A Worrisome Trend As I’ve been engaging with fellow Christians, friends, family, and the occasional passerby, I have come to realize a disturbing pattern. Each time I approach subjects of controversy, or what they hold to be controversial, such as Darwin’s theory of evolution, Biblical errancy, or the doubtful historicity of Jesus and so on, there is a reoccurring theme with nearly all of them. The vast majority of believers I speak with have not read anything related to Darwin’s theory of evolution, they haven’t read any of their own religion’s history, and certainly they have barely managed to peruse the pages of the Bible, let alone read it closely enough to find any internal inconsistencies. What this means is, in the realm of the dialectic, it appears that those like myself who are taking the time to keep up on the current events, information, and ideas are largely debating those who are relatively in the dark. Now before you judge me as sponsoring an elitist form of atheist sn

Evolution: It's Not a Controversy!


Because the Truth Matters or Darwin vs. the Holy Flaming Snowflake of God!

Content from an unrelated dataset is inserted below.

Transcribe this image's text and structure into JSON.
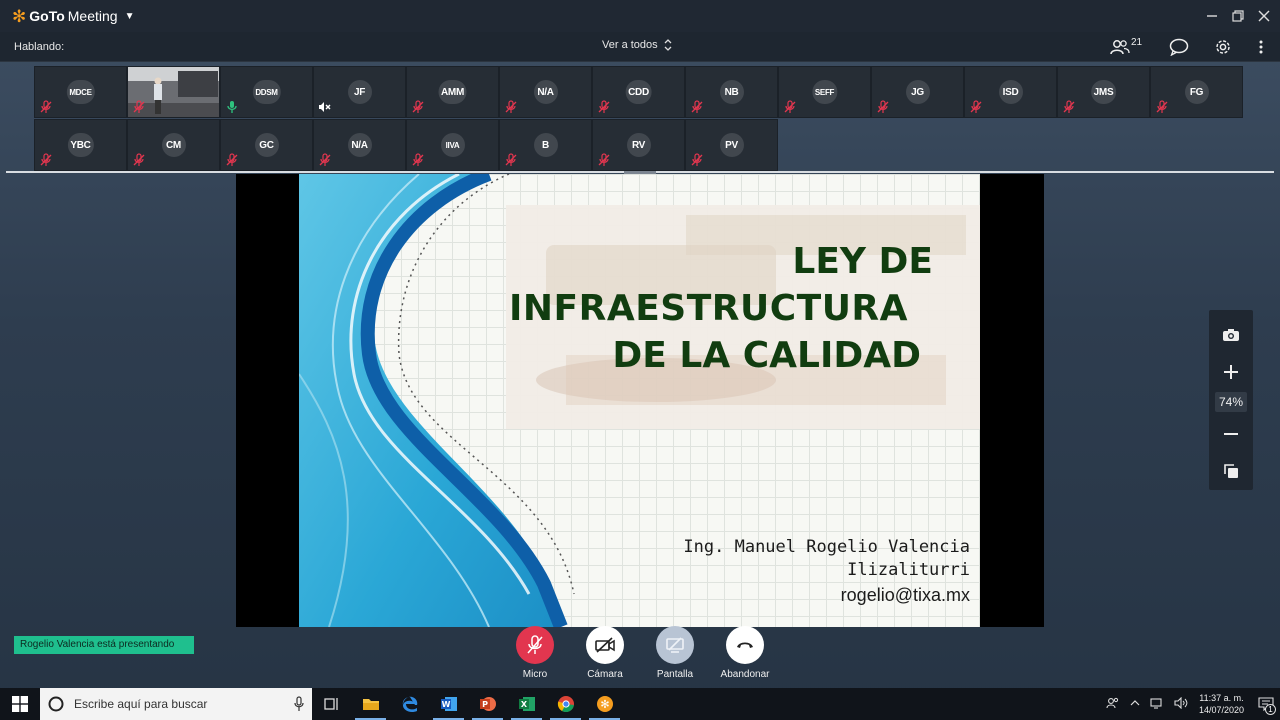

  Because the Truth Matters “Is evolution racist?” is the insensible title of an article on CRI, or the Christian Research Institute, website which can be found at and which is spear headed by Evangelist Hank Hanegraaff (considered one of the world’s leading Christian apologist—according to his own bio on his own website and blog—although I wouldn’t really know since this is the first time I’ve ever heard of him). After Googling his tome of work I was even less impressed. His book on the resurrection of Christ, simply titled Resurrection , seems to be all rhetoric and nonsense. After using to look inside the book I found some amazingly blinkered apologetics, such as Hanegraaff’s question “Will there be sex after the Resurrection?” His answer, simply put, “Yes and no—it all depends on what you mean by sex.” How could anyone not know what sex is?! Yes folks, that’s the exact level of sophistication we have been primed to expect from Christian apologists like Ha

Burnt Out

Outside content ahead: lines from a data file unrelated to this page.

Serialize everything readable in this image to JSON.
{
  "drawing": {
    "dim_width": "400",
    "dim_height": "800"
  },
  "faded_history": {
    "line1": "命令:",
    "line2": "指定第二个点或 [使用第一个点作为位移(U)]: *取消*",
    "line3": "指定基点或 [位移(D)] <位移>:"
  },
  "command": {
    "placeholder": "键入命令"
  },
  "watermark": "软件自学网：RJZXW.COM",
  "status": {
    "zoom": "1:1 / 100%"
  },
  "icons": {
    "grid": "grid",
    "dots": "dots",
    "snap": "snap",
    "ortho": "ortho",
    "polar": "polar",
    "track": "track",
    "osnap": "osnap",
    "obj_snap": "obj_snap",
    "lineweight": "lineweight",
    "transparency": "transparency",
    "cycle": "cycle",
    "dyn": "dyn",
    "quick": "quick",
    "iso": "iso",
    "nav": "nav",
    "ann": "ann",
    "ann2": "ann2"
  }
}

Sorry for the lack of savvy and well researched posts. I have been so busy with work the past month that I haven't had time to write that much (let alone do any proper research). I'm finishing my book up now and will probably post publishing info in the near future. As for the God debate, it's over. I'm fairly certain atheists are right and the religious are suffering from misperception. I know believers would like to say it's the other way around, but for the fact that atheists have two things going for them--their argument is supported by SCIENCE! AND The evidence for the existence of God is indistinguishable from the nothing atheists say they think is more probable than the existence of something which would require a surplus of tangible evidence which is seemingly all but absent. Let me word it another way, the evidence for God is exactly the same as if you'd expect nothing... so even if the atheist's conclusion turns out to be wrong--we ALL know

You Think I'm Crazy?

Literary Jesus

Literary Jesus Ten Reasons that Show the Gospels to be Works of Fiction By Tristan D. Vick Often times a certain work of fiction, or character portrayed within, will become so iconic that the work will literally challenge the way we perceive the world around us. As a student of literature, I know the profundity of stories which can capture the human imagination and hold power over us. In all this, there is probably one figure, one story that is still considered taboo to criticize completely, and that is the story of Jesus Christ. Recently, however, there has been a greater attempt by scholars and historians alike to treat the material, namely the Gospels, which contain the exploits of the so-called historical Jesus in a different light by exposing it for what it (in actuality) appears to be— the work of fiction . Christians seems to get annoyed by the mere suggestion that the Gospel Jesus may merely be little more than a fictionalization. They often rebut the statement by pointing